A survey released this month of US patients with blood cancers shows a somewhat surprising level of hesitancy about receiving a COVID-19 vaccine, but because patients with cancer were not included in clinical trials, the situation for this population is somewhat nuanced.
About 30% of patients with blood cancer are hesitant about receiving a COVID-19 vaccine, and those who are reluctant are also less likely to engage in self-protective behavior, according to a recent survey. The nationwide survey of more than 6500 individuals found that only about half said they were “very likely” to get vaccinated, and 1 in 3 were unlikely or unsure about it.
The findings also hew closely to other surveys looking at issues with vaccine hesitancy. For example, more general surveys have found that those living in rural areas have less interest in COVID-19 vaccination.
The survey is the product of The Leukemia & Lymphoma Society (LLS), Boston University Questrom School of Business, and The Behaviouralist, a London-based research consultancy
The findings are alarming given that patients with leukemia and lymphoma are more likely than patients with other cancers to get seriously ill or die from COVID-19, said Gwen Nichols, MD, chief medical officer of LLS, in an interview with The American Journal of Managed Care®.
“Blood cancer patients in particular have an increased rate of not only severe infection, but of death, compared to age-matched controls, and when they get COVID. And so it's incredibly important, especially for patients who are undergoing immunosuppressive therapy to be adequately protected,” she said.
The patient responses reflect the complexity of feelings about the issue given their individual circumstances.
Because the trials did not include oncology patients, physicians can’t give a straightforward answer about efficacy and safety, she said.
“We feel pretty comfortable about saying it will be safe for most patients, but obviously, each patient as an individual needs to talk to their doctor,” Nichols added. ”But the question of efficacy is a real one, and patients are responding to that, because they're concerned that they'll get side effects from the vaccine and no benefit."
The survey was conducted during the first 3 weeks of December 2020; on December 18, the FDA granted emergency use authorization for the Moderna vaccine, a week after the EUA for the Pfizer–BioNTech vaccine.
Respondents came from the LLS database. Of the 6516 respondents, 6 in 10 (59.8%) were female, 86% identified as White, 6.5% as Black or African American, and 4.7% as Hispanic.
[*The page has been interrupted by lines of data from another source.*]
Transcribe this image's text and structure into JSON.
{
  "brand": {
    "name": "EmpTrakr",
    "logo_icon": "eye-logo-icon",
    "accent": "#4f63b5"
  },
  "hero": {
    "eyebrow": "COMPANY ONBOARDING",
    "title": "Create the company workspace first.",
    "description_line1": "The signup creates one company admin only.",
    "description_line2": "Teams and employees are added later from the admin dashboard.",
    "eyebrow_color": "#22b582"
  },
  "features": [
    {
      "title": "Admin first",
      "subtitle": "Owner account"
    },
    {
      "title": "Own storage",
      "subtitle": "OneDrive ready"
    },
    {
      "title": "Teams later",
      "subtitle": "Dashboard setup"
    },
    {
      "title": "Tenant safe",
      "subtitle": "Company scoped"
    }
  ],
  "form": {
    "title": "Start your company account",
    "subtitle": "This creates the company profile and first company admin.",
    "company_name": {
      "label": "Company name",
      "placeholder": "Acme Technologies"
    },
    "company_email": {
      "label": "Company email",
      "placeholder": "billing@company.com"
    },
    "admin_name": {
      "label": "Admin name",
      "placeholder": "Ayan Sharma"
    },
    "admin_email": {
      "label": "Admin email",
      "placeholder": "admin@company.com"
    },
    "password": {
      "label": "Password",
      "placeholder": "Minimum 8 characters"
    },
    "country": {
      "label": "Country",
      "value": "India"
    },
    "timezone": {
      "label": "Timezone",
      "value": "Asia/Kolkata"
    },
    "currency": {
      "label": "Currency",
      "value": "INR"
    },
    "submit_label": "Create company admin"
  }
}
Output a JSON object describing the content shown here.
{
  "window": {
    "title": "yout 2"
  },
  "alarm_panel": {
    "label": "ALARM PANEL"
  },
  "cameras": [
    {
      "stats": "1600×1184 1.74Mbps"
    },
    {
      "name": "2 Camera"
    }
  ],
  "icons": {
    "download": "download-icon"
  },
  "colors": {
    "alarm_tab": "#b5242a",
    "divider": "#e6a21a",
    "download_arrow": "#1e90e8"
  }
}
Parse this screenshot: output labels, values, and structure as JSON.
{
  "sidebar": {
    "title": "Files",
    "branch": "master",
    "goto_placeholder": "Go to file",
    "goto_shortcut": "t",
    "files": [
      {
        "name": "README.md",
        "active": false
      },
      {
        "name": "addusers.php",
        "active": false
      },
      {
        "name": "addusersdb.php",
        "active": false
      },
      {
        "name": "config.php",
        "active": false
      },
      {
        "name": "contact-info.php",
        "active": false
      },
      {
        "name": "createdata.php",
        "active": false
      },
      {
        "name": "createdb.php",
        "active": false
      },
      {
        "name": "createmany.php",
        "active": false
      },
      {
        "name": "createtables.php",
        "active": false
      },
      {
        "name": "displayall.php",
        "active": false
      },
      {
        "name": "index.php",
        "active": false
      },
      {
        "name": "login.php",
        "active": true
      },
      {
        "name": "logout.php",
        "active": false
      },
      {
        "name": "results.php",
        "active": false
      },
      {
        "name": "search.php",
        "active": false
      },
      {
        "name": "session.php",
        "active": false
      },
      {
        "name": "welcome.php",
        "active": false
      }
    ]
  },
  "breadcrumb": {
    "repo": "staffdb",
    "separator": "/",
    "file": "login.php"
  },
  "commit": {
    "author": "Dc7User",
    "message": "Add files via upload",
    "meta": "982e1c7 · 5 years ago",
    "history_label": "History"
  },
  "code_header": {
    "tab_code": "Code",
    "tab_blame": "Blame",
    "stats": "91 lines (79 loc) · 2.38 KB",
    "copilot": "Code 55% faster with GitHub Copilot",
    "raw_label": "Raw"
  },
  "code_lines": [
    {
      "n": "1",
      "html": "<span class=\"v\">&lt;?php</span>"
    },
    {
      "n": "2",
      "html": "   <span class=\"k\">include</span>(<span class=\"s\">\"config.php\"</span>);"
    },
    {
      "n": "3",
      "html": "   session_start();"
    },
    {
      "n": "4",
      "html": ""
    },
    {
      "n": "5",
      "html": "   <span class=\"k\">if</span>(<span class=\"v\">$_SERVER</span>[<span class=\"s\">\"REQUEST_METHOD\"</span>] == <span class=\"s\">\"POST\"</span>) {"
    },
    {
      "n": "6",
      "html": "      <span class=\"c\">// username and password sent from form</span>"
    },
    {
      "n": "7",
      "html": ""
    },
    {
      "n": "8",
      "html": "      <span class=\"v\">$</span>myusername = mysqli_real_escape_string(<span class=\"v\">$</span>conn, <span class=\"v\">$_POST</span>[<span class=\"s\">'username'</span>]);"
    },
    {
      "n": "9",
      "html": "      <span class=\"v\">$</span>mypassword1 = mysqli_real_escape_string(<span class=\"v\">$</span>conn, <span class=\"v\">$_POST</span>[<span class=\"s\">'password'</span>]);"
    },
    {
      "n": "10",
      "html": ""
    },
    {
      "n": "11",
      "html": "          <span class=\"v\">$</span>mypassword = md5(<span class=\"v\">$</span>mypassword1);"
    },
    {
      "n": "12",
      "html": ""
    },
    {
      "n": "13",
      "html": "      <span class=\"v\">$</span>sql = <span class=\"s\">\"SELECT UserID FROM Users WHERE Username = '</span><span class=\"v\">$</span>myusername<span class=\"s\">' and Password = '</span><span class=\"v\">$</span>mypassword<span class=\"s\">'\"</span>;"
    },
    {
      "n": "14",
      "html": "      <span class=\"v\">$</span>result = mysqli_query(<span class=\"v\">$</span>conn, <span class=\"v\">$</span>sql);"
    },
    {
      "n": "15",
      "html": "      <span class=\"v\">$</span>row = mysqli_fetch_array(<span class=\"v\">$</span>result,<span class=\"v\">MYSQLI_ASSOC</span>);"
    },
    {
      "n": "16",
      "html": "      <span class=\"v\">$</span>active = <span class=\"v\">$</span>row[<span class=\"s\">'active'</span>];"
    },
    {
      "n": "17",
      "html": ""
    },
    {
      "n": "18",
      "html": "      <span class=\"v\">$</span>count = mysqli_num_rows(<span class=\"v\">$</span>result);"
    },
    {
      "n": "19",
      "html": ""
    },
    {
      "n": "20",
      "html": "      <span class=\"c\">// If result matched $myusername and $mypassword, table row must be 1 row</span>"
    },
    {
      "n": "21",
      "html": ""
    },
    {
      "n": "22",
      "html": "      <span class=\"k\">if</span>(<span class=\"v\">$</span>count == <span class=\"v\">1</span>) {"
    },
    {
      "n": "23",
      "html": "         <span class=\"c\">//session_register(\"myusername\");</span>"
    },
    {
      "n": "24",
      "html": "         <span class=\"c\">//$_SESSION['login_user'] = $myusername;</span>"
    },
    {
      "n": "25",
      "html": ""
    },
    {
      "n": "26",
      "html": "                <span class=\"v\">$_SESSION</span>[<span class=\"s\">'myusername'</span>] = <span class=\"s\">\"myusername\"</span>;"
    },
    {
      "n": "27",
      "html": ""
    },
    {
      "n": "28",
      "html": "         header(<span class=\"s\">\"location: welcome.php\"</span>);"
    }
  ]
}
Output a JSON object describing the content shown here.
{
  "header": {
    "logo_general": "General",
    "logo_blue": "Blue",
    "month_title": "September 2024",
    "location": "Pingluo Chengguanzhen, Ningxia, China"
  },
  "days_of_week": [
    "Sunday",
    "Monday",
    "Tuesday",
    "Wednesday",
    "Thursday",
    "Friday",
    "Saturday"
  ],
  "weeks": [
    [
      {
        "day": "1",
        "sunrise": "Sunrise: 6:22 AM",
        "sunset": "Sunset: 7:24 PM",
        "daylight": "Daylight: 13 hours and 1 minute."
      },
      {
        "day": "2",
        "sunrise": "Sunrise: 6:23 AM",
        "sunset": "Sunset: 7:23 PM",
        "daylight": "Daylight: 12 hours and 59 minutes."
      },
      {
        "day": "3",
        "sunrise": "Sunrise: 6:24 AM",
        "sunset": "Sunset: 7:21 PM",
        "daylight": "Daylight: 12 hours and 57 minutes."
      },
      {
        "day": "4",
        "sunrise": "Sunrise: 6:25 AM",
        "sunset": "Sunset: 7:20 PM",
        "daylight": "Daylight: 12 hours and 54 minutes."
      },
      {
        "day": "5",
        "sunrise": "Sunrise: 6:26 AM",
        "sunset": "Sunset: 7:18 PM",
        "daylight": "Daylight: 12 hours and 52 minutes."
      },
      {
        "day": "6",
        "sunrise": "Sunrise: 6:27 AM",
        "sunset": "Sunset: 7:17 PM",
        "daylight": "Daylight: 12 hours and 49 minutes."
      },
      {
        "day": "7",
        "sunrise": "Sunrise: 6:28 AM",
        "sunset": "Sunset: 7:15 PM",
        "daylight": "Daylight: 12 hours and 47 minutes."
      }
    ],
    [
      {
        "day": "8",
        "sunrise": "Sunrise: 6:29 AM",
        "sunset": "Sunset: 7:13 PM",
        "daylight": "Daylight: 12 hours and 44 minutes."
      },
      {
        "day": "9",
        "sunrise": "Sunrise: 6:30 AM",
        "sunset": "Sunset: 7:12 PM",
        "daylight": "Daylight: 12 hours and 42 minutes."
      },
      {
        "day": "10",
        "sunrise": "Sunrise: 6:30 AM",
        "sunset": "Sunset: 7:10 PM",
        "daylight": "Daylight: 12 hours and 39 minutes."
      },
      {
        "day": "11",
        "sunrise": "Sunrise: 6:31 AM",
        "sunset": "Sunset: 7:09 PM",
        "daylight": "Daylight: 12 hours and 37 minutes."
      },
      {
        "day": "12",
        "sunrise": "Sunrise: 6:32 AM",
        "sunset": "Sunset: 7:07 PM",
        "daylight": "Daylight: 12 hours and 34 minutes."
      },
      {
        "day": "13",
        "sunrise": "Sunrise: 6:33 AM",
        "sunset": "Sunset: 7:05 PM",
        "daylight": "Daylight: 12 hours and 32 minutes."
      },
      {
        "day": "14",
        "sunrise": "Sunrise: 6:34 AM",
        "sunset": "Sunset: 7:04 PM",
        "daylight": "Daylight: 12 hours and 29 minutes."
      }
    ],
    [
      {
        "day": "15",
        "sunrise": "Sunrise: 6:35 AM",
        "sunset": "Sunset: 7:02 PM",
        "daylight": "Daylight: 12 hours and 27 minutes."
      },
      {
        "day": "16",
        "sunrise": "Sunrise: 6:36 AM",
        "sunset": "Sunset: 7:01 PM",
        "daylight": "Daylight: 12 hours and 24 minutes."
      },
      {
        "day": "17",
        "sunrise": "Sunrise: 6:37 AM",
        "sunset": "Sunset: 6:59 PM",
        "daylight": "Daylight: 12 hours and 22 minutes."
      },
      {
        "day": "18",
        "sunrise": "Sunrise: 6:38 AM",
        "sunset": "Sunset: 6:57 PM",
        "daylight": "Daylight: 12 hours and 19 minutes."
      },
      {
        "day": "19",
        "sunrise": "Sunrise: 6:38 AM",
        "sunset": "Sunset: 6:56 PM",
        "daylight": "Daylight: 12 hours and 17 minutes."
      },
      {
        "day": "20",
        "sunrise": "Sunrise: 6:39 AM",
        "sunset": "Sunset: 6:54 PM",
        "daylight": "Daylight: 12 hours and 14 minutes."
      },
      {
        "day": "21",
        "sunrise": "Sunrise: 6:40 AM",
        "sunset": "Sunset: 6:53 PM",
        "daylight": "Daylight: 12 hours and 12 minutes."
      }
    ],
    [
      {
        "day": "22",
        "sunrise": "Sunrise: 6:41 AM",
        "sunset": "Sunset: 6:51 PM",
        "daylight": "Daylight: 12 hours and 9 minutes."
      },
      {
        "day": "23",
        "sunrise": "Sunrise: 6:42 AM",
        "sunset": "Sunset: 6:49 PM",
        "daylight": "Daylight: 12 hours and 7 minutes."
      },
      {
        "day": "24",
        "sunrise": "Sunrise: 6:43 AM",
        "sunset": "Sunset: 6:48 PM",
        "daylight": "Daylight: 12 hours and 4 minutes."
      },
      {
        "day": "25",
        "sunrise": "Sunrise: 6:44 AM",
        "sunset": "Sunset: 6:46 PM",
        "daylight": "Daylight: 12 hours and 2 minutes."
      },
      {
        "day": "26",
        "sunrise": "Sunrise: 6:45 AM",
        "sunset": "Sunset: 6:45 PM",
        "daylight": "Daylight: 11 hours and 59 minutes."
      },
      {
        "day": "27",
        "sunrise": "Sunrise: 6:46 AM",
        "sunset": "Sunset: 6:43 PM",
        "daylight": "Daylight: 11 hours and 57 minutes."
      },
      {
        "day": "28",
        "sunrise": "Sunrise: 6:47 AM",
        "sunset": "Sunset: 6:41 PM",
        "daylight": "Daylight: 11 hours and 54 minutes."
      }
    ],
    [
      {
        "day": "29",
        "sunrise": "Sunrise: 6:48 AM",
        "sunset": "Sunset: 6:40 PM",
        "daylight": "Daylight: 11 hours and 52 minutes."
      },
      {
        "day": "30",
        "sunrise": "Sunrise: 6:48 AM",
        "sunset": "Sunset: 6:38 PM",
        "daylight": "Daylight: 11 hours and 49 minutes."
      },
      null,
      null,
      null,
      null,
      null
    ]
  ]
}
The average age was 64 years; most (70%) had an associate's degree or more.
Seventy percent said they are either very likely (50%) or likely (20%) to get vaccinated. The remaining 30% said they are very unlikely (8%), unlikely (9%), or neither likely nor unlikely to get vaccinated (13%).
Rural or suburban residents are also more likely—6.2 and 9.4 percentage points more, respectively—to be vaccine hesitant compared with city residents. This is in line with other surveys about attitudes toward COVID-19 vaccination; a survey released last month by the Kaiser Family Foundation found that 24% of rural adults do not want a vaccine.
Those who expressed hesitancy are also significantly less likely to take steps to prevent infection; the survey found that they are 3.8 percentage points less likely to say that they have worn a face mask and 1.6 percentage points more likely to say that they have taken no other protective measures.
LLS said the survey, which it plans to repeat, is the largest to date asking patients with cancer and survivors about their attitudes toward COVID-19 vaccines. It is also asking patients to join its patient registry to answer questions about their experience with COVID-19 vaccines.
Although scientists are not exactly sure why those with hematologic cancers have worse outcomes than other patients with cancer if they contract COVID-19, the general belief is that compromised immunity, in the form of B-cell depletion and fewer CD8+ T cells, is the culprit. Plus, there is another reason, Nichols said.
“The malignancy itself causes the immune system to be suppressed because you aren't making enough of your normal lymphocytes, because of the cancer clone. But the second half is the treatments that we give hit the same cells in order to kill them. They aren't completely selective, and so they hit the normal B lymphocytes as well,” she said.
From previous vaccines, she said, they know that patients on immunosuppressive treatments, who have undergone a bone marrow transplant or, more currently, have had chimeric antigen receptor T-cell therapy have a weakened immune response due to a lack of functioning lymphocytes to make those antibodies.
As more states end mask mandates and social distancing measures even as the level of infection nationwide remains high, it is especially important for family members of patients, who may not be able to get vaccinated due to active treatment, to get immunized and to continue wearing a mask and take precautions, Nichols said.
“It’s caregivers and family members [who] also need to be equally careful. For the sake of their blood cancer patient, it may even be more important that the healthy people around the patient get vaccinated,” Nichols said.